[What you are asked to do]: Scan the entries below and report only how many lines contain "Discounts".
+++ Excerpted records
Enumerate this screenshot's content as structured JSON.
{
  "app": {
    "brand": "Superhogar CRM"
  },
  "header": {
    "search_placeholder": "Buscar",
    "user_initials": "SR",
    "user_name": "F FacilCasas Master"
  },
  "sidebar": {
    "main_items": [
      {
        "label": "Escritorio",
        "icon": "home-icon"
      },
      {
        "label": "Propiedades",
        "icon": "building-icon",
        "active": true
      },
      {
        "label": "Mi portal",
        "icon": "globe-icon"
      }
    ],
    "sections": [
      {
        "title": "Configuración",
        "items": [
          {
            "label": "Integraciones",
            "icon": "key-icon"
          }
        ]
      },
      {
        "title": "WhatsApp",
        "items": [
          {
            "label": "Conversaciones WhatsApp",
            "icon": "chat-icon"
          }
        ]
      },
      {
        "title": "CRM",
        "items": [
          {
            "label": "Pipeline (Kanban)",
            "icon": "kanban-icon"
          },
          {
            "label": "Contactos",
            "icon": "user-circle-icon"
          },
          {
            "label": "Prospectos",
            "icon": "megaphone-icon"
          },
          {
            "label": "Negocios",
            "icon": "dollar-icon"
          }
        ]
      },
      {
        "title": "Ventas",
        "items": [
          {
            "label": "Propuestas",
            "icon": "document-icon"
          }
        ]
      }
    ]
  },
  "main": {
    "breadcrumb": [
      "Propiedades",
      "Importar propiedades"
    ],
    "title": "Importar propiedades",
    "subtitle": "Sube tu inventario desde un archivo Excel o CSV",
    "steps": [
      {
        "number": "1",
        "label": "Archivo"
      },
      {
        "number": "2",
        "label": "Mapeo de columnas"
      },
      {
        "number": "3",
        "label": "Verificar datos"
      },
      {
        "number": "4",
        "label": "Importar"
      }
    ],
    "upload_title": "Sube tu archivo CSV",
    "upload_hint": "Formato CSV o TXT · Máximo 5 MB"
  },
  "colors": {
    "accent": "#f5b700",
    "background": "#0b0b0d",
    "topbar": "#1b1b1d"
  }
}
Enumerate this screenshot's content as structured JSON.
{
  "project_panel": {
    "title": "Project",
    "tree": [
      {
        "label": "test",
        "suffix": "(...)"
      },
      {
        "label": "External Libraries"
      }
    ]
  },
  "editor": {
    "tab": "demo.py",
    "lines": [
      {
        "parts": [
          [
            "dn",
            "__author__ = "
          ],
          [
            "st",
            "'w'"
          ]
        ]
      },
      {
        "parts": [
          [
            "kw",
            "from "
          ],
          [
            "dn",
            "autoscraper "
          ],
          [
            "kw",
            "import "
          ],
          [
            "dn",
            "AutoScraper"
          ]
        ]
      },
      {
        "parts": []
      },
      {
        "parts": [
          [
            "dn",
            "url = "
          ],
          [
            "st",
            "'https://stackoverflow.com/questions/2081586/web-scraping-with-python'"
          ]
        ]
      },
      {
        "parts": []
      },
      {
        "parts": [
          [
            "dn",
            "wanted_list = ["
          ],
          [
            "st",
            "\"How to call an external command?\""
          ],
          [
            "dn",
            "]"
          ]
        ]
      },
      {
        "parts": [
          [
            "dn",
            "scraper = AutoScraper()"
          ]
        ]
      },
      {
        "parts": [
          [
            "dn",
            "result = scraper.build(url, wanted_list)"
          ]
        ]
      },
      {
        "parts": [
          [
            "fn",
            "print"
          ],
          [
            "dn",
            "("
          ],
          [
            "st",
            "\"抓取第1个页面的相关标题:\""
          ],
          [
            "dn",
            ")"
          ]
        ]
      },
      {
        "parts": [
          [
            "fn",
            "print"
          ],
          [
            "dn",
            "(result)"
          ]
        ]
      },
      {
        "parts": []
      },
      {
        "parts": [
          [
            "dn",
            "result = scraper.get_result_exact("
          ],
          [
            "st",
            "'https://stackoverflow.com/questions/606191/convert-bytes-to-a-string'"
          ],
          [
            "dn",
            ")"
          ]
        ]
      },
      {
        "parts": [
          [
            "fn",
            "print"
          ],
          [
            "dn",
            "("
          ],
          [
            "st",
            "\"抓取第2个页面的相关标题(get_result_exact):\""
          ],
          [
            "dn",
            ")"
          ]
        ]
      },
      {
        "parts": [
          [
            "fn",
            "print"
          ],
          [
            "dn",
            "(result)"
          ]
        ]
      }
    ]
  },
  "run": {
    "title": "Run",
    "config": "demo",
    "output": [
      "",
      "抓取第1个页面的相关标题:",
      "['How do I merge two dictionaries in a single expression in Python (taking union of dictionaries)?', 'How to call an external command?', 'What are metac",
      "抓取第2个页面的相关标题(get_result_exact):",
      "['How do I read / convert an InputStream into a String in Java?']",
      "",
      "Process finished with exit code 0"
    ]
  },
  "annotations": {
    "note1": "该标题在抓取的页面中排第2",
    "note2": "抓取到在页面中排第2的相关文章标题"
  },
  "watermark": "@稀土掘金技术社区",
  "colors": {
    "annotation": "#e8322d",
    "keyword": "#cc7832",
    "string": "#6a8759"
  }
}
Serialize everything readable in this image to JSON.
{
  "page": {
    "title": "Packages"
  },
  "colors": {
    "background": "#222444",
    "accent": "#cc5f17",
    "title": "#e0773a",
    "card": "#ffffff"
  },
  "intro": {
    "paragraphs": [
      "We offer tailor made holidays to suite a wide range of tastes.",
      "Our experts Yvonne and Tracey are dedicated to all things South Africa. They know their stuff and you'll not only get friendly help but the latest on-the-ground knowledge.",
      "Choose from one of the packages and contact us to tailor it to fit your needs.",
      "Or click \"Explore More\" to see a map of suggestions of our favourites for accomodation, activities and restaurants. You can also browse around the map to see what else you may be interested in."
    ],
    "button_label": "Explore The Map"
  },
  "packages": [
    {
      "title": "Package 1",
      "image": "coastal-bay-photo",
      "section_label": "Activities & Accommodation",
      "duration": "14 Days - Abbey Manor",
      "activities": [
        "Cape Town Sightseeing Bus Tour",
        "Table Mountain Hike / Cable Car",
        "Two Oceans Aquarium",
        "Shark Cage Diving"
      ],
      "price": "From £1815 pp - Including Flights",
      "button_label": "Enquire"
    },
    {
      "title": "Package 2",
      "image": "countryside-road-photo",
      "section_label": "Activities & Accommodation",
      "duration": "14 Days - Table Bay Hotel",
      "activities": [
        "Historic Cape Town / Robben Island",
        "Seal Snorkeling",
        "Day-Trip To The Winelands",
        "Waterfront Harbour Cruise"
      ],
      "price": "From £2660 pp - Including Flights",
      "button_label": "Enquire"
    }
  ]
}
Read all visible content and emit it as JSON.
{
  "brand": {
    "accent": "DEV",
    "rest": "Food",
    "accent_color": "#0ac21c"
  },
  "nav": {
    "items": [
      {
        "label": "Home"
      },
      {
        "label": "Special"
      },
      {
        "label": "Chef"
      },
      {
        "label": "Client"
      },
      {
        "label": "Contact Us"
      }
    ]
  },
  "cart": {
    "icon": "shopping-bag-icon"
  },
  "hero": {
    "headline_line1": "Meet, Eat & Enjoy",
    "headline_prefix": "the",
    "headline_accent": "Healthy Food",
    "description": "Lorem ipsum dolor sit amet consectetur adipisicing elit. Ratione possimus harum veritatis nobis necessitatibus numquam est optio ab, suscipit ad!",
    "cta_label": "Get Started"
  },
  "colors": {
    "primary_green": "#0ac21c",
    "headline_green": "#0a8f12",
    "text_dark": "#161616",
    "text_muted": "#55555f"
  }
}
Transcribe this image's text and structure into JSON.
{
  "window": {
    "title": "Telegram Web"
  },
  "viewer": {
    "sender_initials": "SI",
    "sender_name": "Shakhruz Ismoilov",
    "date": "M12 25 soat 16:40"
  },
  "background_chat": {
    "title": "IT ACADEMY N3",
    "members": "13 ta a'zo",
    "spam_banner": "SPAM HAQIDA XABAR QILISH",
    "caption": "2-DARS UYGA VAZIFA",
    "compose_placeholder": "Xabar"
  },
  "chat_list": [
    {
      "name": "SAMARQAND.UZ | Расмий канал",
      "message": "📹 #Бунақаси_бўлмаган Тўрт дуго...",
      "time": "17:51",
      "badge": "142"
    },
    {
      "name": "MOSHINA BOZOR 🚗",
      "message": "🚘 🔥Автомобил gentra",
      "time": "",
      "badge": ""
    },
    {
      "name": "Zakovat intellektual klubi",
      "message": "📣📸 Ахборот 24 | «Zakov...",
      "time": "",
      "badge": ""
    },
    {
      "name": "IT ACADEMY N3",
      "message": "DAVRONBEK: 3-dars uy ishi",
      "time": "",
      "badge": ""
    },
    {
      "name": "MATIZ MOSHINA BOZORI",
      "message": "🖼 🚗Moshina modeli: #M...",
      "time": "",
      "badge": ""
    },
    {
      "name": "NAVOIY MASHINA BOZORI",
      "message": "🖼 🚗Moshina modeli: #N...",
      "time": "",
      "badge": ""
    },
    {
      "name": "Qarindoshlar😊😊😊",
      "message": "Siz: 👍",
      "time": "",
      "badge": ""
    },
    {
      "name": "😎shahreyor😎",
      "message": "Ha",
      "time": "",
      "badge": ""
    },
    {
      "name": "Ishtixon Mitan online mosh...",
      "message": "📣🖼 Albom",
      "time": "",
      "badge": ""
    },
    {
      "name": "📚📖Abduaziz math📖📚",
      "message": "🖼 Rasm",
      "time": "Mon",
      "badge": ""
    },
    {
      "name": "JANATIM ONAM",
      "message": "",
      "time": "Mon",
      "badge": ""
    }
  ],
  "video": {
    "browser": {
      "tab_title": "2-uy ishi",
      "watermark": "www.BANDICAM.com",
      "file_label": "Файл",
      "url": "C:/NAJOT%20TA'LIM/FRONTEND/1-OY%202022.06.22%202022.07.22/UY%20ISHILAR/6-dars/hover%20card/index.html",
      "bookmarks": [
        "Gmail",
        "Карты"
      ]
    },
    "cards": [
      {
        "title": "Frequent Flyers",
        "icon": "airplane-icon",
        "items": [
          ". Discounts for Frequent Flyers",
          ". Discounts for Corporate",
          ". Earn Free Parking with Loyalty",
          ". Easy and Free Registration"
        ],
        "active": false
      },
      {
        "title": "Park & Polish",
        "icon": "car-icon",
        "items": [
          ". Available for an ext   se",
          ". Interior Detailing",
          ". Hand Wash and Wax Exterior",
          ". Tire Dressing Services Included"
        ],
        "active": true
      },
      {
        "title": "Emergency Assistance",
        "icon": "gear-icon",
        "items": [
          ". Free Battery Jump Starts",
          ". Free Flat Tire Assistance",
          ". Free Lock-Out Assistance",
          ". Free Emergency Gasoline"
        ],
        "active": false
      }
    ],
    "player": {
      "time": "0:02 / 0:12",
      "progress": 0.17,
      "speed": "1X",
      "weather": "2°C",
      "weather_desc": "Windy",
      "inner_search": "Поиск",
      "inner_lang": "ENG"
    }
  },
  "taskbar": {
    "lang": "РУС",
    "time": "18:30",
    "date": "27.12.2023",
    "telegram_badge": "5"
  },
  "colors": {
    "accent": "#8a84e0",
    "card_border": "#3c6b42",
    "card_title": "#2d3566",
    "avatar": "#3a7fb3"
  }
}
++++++
[Answer space]: 2